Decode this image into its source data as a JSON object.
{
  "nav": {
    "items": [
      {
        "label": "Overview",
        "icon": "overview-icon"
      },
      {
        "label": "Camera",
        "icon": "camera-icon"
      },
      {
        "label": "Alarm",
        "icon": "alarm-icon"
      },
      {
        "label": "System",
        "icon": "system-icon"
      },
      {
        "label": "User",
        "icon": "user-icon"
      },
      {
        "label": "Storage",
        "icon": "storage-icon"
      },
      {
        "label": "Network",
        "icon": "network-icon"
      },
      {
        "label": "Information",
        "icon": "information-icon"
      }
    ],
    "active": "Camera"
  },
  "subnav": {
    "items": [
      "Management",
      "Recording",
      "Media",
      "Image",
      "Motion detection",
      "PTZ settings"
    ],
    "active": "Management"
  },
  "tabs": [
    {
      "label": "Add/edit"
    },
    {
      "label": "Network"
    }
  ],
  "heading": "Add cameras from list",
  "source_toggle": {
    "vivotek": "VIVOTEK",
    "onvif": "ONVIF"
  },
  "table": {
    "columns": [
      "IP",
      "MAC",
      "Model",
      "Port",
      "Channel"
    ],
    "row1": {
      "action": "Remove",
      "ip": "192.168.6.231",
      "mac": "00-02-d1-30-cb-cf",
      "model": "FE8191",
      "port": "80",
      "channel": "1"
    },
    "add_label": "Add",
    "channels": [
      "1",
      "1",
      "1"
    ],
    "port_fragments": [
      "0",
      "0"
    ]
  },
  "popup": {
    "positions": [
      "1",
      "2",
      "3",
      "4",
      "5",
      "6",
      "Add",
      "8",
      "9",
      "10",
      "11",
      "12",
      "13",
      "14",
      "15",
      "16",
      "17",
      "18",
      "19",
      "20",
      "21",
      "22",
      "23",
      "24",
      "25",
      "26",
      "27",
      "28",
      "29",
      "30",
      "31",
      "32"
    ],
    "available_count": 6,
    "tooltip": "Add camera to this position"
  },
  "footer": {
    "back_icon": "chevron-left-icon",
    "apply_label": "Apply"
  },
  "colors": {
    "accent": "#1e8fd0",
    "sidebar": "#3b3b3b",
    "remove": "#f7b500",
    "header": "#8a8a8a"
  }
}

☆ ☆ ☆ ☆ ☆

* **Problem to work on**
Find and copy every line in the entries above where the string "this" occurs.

* **Answer box**
Decode this image into its source data as a JSON object.
    "tooltip": "Add camera to this position"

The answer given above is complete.